When a function is decorated [BirdsEye.trace_function]

  1. [TracedFile.__init__] The entire file is parsed using the standard ast module. The tree is modified so that every expression is wrapped in two function calls [_NodeVisitor.visit_expr] and every statement is wrapped in a with block [_NodeVisitor.visit_stmt].
  2. [BirdsEye.compile] An ASTTokens object is created so that the positions of AST nodes in the source code are known.
  3. The modified tree is compiled into a code object. Inside this we find the code object corresponding to the function being traced.
  4. The __globals__ of the function are updated to contain references to the functions that were inserted into the tree in step 1.
  5. A new function object is created that’s a copy of the original function except with the new code object.
  6. An HTML document is constructed where the expressions and statements of the source are wrapped in <span>s.
  7. A Function row is stored in the database containing the HTML and other metadata about the function.
  8. A CodeInfo object is kept in memory to keep track of metadata about the function.

When a function runs

  1. When the first statement of the function runs, the tracer notices that it’s the first statement and calls TreeTracerBase._enter_call. A new FrameInfo is created and associated with the current frame.
  2. [BirdsEye.enter_call] The arguments to the function are noted and stored in the FrameInfo. If the parent frame is also being traced, this is noted as an inner call of the parent call.
  3. A _StmtContext is created for every statement in the function. These lead to calling BirdsEye.before_stmt and BirdsEye.after_stmt.
  4. For every expression in the function call, BirdsEye.before_expr and BirdsEye.after_expr are called. The values of expressions are expanded in NodeValue.expression and stored in an Iteration, belonging either directly to the current FrameInfo (if this is at the top level of the function) or indirectly via an IterationList (if this is inside a loop).
  5. When the function call ends, BirdsEye.exit_call is called. The data from the current FrameInfo is gathered and stored in the database in a new Call row.


Run python test to install test requirements and run all tests with a single Python interpreter. You will need to have phantomjs installed, e.g. via:

npm install --global phantomjs

Run tox (pip install tox) to run tests on all supported versions of Python: 2.7, 3.5, and 3.6. You must install the interpreters separately yourself.

Pushes to GitHub will trigger a build on Travis to run tests automatically. This will run misc/


One of the tests involves comparing data produced by the debugger to the contents of golden JSON files. This produces massive diffs when the tests fail. To read these I suggest redirecting or copying the output to a file and then doing a regex search for ^[+-] to find the actual differences.

If you’re satisfied that the code is doing the correct thing and the golden files need to be updated, set the environment variable FIX_TESTS=1, then rerun the tests. This will write to the files instead of comparing to them. Since there are files for each version of python, you will need to run the tests on all supported interpreters, so tox is recommended.

Browser screenshots for test failures runs a test using selenium and phantomjs. If it fails, it produces a file error_screenshot.png which is helpful for debugging the failure locally. If the test only fails on travis, you can use the misc/ script to obtain the screenshot. See the module docstring for details.

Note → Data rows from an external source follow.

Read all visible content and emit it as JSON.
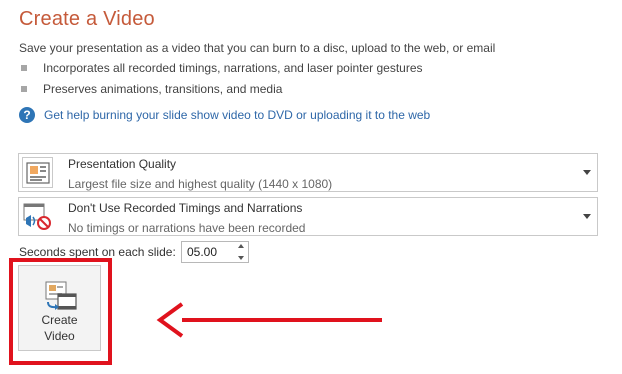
{
  "header": {
    "title": "Create a Video",
    "description": "Save your presentation as a video that you can burn to a disc, upload to the web, or email"
  },
  "features": [
    "Incorporates all recorded timings, narrations, and laser pointer gestures",
    "Preserves animations, transitions, and media"
  ],
  "help": {
    "icon": "help-icon",
    "glyph": "?",
    "link_text": "Get help burning your slide show video to DVD or uploading it to the web"
  },
  "quality_dropdown": {
    "icon": "presentation-quality-icon",
    "selected": "Presentation Quality",
    "description": "Largest file size and highest quality (1440 x 1080)"
  },
  "timings_dropdown": {
    "icon": "no-timings-narrations-icon",
    "selected": "Don't Use Recorded Timings and Narrations",
    "description": "No timings or narrations have been recorded"
  },
  "seconds": {
    "label": "Seconds spent on each slide:",
    "value": "05.00"
  },
  "create_button": {
    "icon": "create-video-icon",
    "line1": "Create",
    "line2": "Video"
  },
  "annotation": {
    "highlight_color": "#e0121d",
    "arrow_color": "#e0121d"
  },
  "colors": {
    "title": "#c55a3a",
    "link": "#2e67a8",
    "help_icon": "#2e75b6"
  }
}
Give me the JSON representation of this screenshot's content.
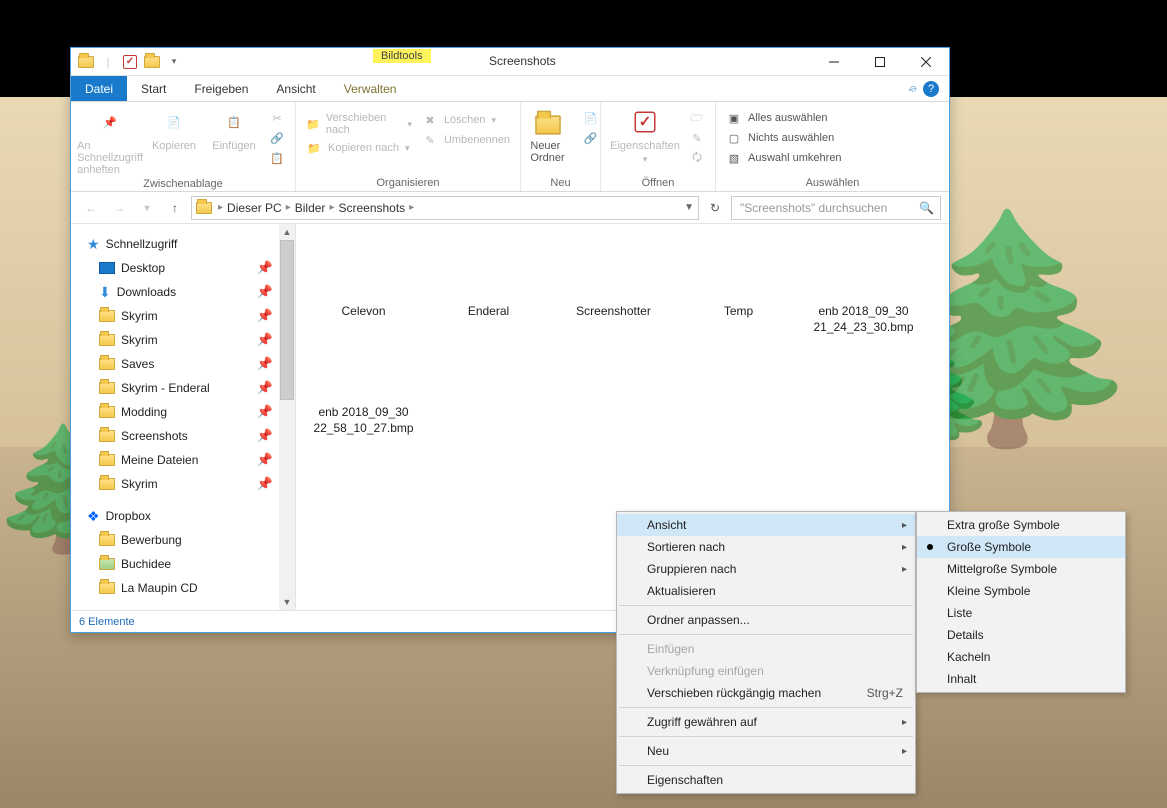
{
  "title_section_label": "Bildtools",
  "window_title": "Screenshots",
  "tabs": {
    "file": "Datei",
    "start": "Start",
    "share": "Freigeben",
    "view": "Ansicht",
    "manage": "Verwalten"
  },
  "ribbon": {
    "group1_name": "Zwischenablage",
    "pin_to": "An Schnellzugriff\nanheften",
    "copy": "Kopieren",
    "paste": "Einfügen",
    "group2_name": "Organisieren",
    "move_to": "Verschieben nach",
    "copy_to": "Kopieren nach",
    "delete": "Löschen",
    "rename": "Umbenennen",
    "group3_name": "Neu",
    "new_folder": "Neuer\nOrdner",
    "group4_name": "Öffnen",
    "properties": "Eigenschaften",
    "group5_name": "Auswählen",
    "select_all": "Alles auswählen",
    "select_none": "Nichts auswählen",
    "invert_sel": "Auswahl umkehren"
  },
  "breadcrumb": {
    "c1": "Dieser PC",
    "c2": "Bilder",
    "c3": "Screenshots"
  },
  "search_placeholder": "\"Screenshots\" durchsuchen",
  "nav": {
    "quick": "Schnellzugriff",
    "desktop": "Desktop",
    "downloads": "Downloads",
    "skyrim1": "Skyrim",
    "skyrim2": "Skyrim",
    "saves": "Saves",
    "enderal": "Skyrim - Enderal",
    "modding": "Modding",
    "screenshots": "Screenshots",
    "meine": "Meine Dateien",
    "skyrim3": "Skyrim",
    "dropbox": "Dropbox",
    "bewerbung": "Bewerbung",
    "buchidee": "Buchidee",
    "lamaupin": "La Maupin CD"
  },
  "files": {
    "f1": "Celevon",
    "f2": "Enderal",
    "f3": "Screenshotter",
    "f4": "Temp",
    "f5": "enb 2018_09_30 21_24_23_30.bmp",
    "f6": "enb 2018_09_30 22_58_10_27.bmp"
  },
  "status": "6 Elemente",
  "ctx": {
    "view": "Ansicht",
    "sort": "Sortieren nach",
    "group": "Gruppieren nach",
    "refresh": "Aktualisieren",
    "customize": "Ordner anpassen...",
    "paste": "Einfügen",
    "pastelink": "Verknüpfung einfügen",
    "undo": "Verschieben rückgängig machen",
    "undo_short": "Strg+Z",
    "grant": "Zugriff gewähren auf",
    "new": "Neu",
    "props": "Eigenschaften"
  },
  "submenu": {
    "xl": "Extra große Symbole",
    "lg": "Große Symbole",
    "md": "Mittelgroße Symbole",
    "sm": "Kleine Symbole",
    "list": "Liste",
    "details": "Details",
    "tiles": "Kacheln",
    "content": "Inhalt"
  }
}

None of this is strictly required, but may help spot errors to improve the development process.

Linting Python using mypy (type warnings)

The code has type hints so that mypy can be used on it, but there are many false warnings for various reasons. To ignore these, use the misc/ script. The docstring explains in more detail.

Linting JavaScript using gulp and eslint

  1. Install npm
  2. Change to the gulp directory.
  3. Run
  4. Run gulp. This will lint the JavaScript continuously, checking every time the files change.